Fig. 9. - Guage.
Fig. 10. - Gimlet.
Now remove the tray and have a try at putting on the lock. Mark out its place near the centre of the front portion of the box; cut carefully away with gouge and chisel only such portions as are needed to imbed the lock into the wood. Hold it in its place, and put a hole through the front by means of a brad-awl, to find the spot where the barrel of the key must go in; then enlarge this by means of a gimlet, such as is shown in Fig. 10. Then a trifle lower down bore a second hole which will admit the wards of the key; then connect the two by cutting the wood away with a chisel; or if you have not one Knell enough, try to do so with a penknife. This will form rather a rough keyhole, but with a small rat-tailed file it can be smoothed up; then put into it the eye which you will have bought with the lock. Now screw the lock into its place. See that it does not hinder the tray from being easily moved out or in. If the lock projects a little inwards, a portion of the front of the tray can be easily removed by the chisel. Now put your tray in, and screw into its place the "shoot" of the lock, the plate of which will have to be let into the under edge of the lid. Now shut the box, try the lock, see that the lid fits close all round, take a punch and hammer and knock the heads of the nails a little distance below the surface of the wood, then fill the small holes up with putty, level with the surface.
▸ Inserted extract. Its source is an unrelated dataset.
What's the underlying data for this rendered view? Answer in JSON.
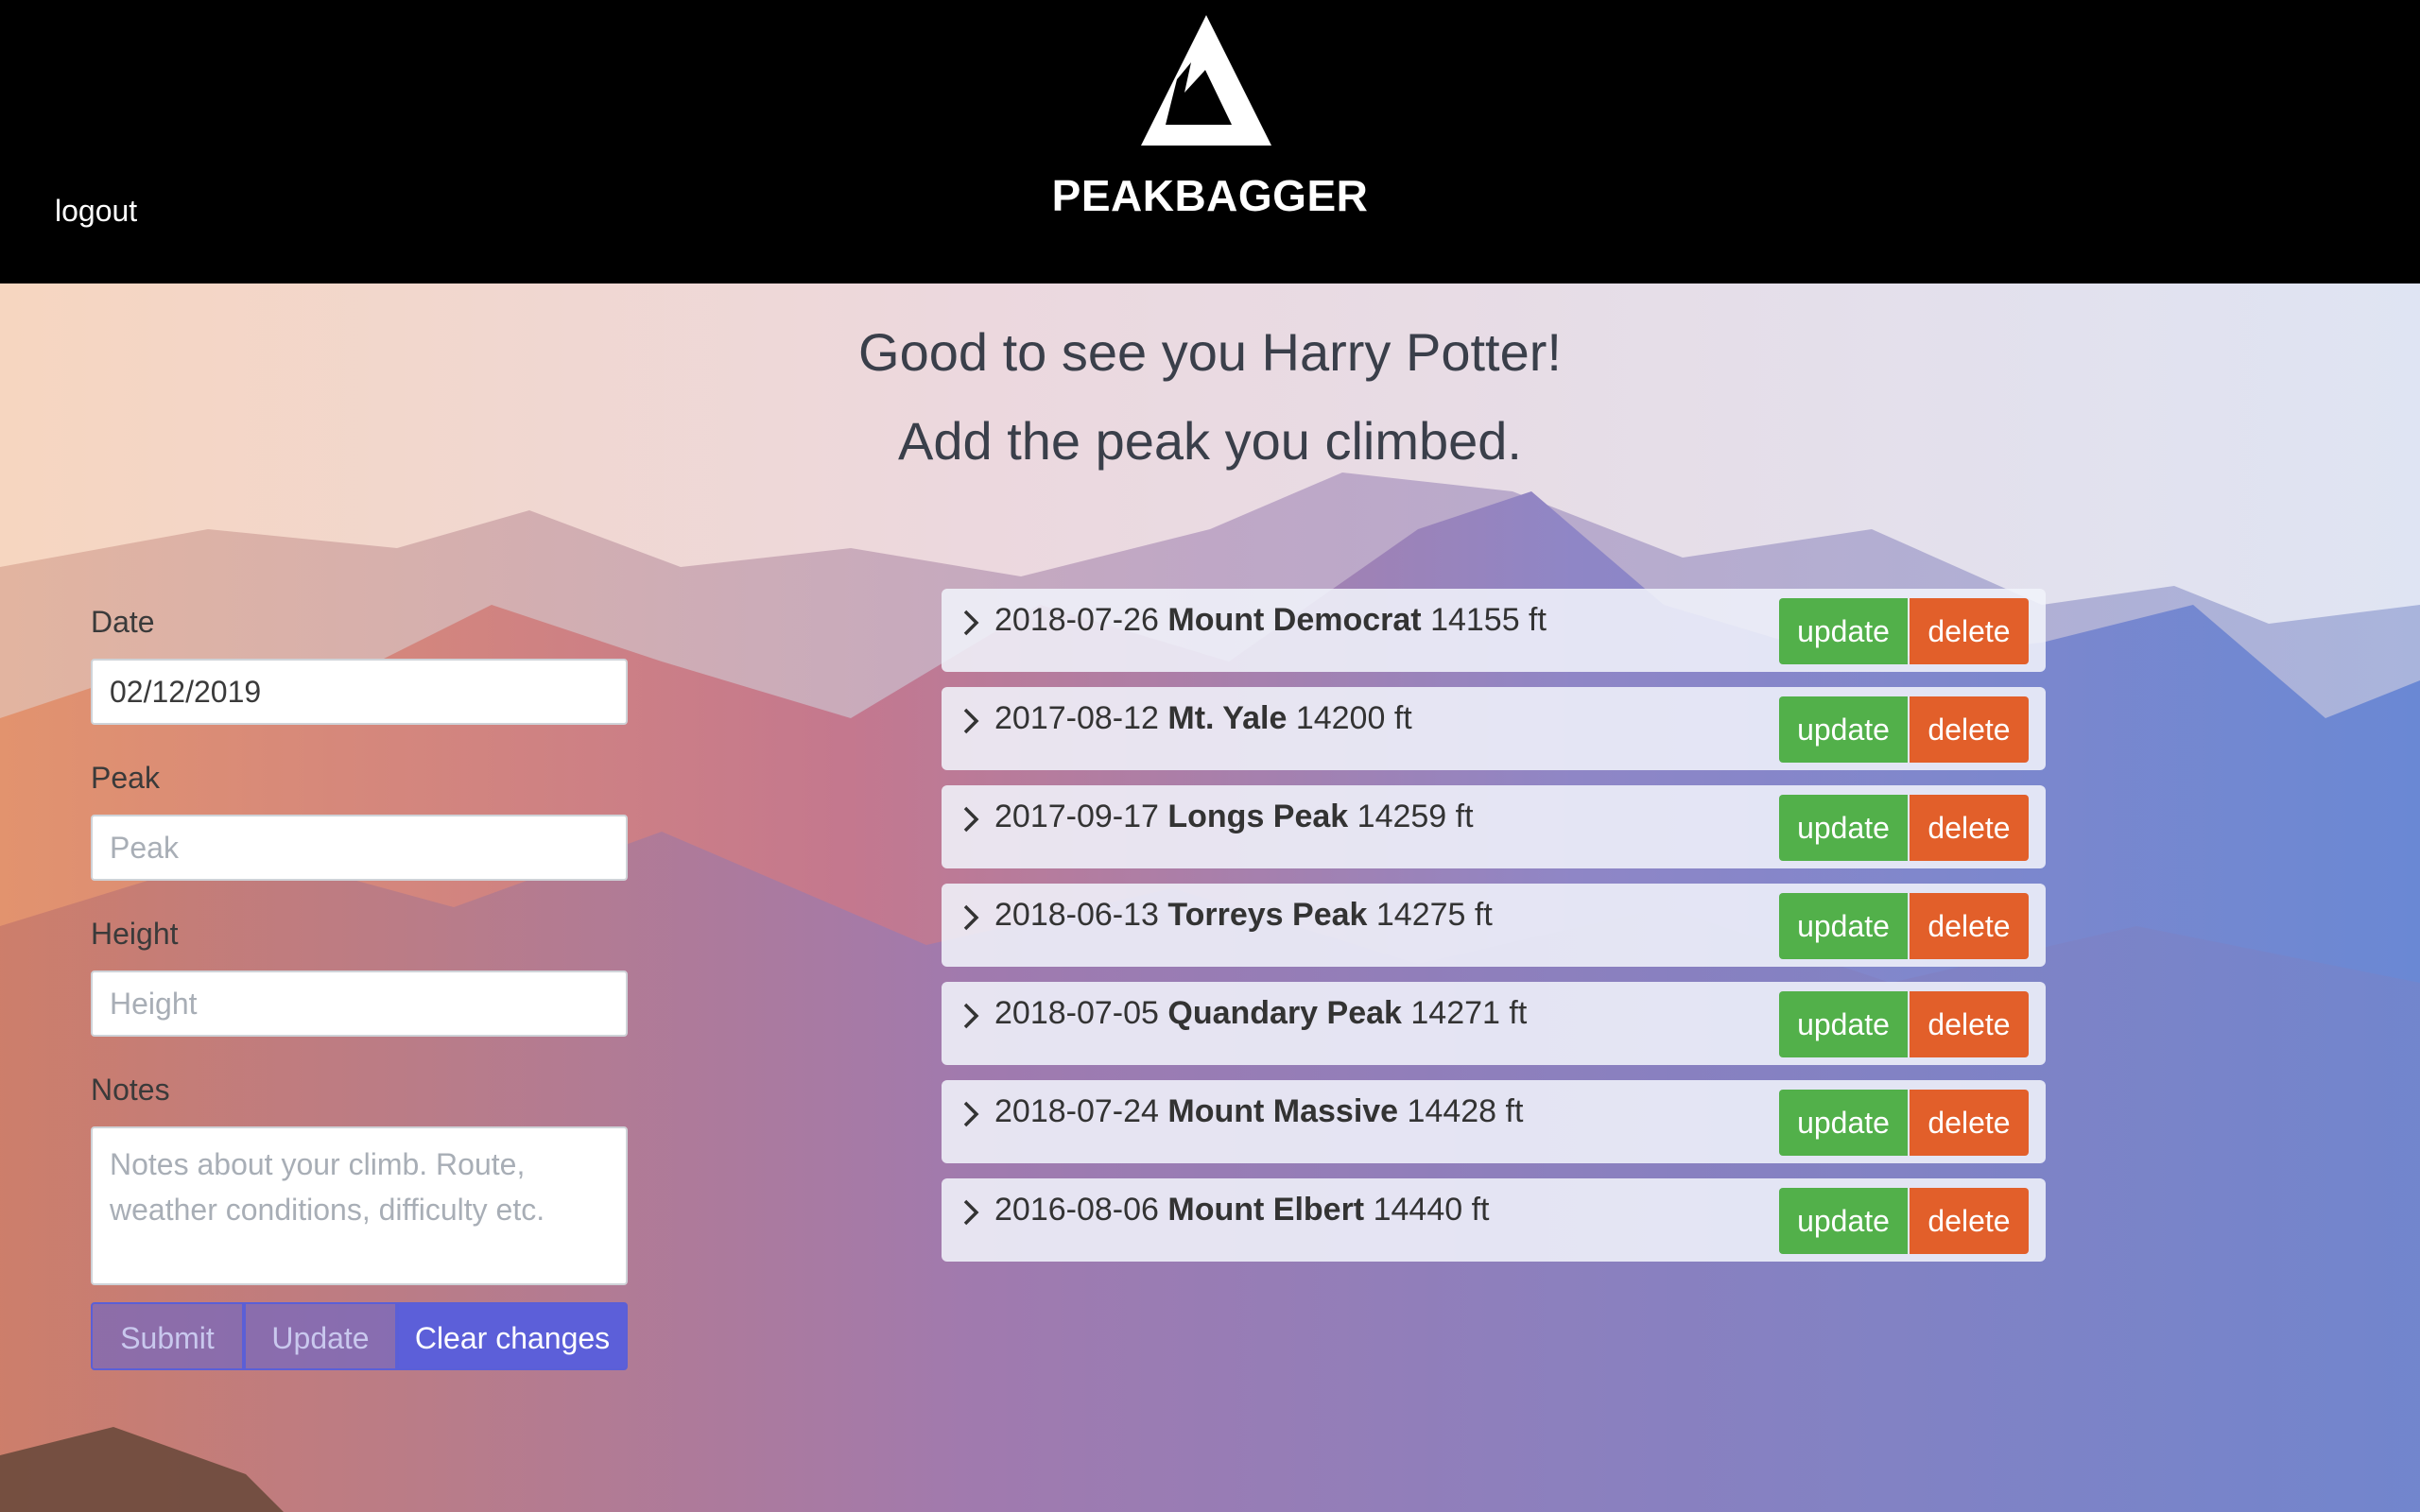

Let them dry, and they will become as hard as the wood itself.
You can yourself make the putty you require by mixing whiting and linseed-oil, mixing it up by means of a thin knife, so that no lump is allowed in the mass. After the putty is dry, smooth all own and rub the box over with sand or glass-paper and make up your mind as to whether your work has been done creditably or not.
We think now it will be an improvement if you stain it with the umber mixture we mentioned in our last chapter. Do not put it on thick, but let it get well rubbed into the wood, and when thoroughly dry, put on a pair of black strong iron handles. Let them be exactly opposite to each other, and do not leave any portion of the screw-heads above the handle-plates, or your hands are likely to be cut when grasping them. If your box is now properly finished, you have a creditable piece of work, as shown in Fig. 11, and a good receptacle for most of your tools. Let box and tools be kept in a dry place, and keep everything ready for use. Your tools, such as chisels and plane-irons and other tools, will frequently require sharpening, for it always answers the purpose to keep them with a good edge.
For plane-irons and chisels the first process must be done on a grindstone. You all know this machine. It consists of a large circular slab of rough stone, turning on an axle worked by a handle, or more frequently now by a treadle, to which the axle is attached by an iron rod. You will probably get access to some carpenter's shop where such a stone is in use, because you are not likely to have one of your own. In the first instance you had better have your tools sharpened up for you while you look on and see them done. You will then find that tools are never sharpened on a dry stone - this is bad for tool and stone. A trough of water is attached to the frame holding the stone, and it dips about an inch of its edge in the water as it is turned.
Fig. 11. - The box complete.
Fig. 12 - Sharpening a Plane-iron.
Notice how the edge of the tool is held on the stone - the stone runs towards you, and towards the edge of the tool, and the tool is not kept to the middle of the stone, but it is gently moved about, so the whole face of the stone is in use.
Again notice how you have to hold the plane-iron or chisel (Fig. 12), so that the bevel of the edge is not too thick or too thin, and that it is ground till a raw edge is obtained. Then for the fine edge you must use the oilstone. There are several kinds of oilstone employed for setting edged tools; the best and the greatest favourite with our carpenters is the Charnley forest stone, which is found in Leicestershire. The Canada oilstone is also a good stone, and costs somewhat less than the Charnley stone. The stone is generally set in a block of hard wood (Fig. 13), and fitted with a cover to keep grit off, and to prevent any substances sticking in with the oil and drying in it Small conical tins of oil are generally kept for use with these oilstones. A little petroleum is used with the oil.
You may not at first find it quite so easy as you think to put a nice fine smooth edge on a plane-iron or chisel; it is quite a matter of practice. Hold the iron and the hand grasping it at such an angle that the cutting edge is kept flat to the stone, and do not bear too hard on it. You can test the edge from time to time, before considering it finished.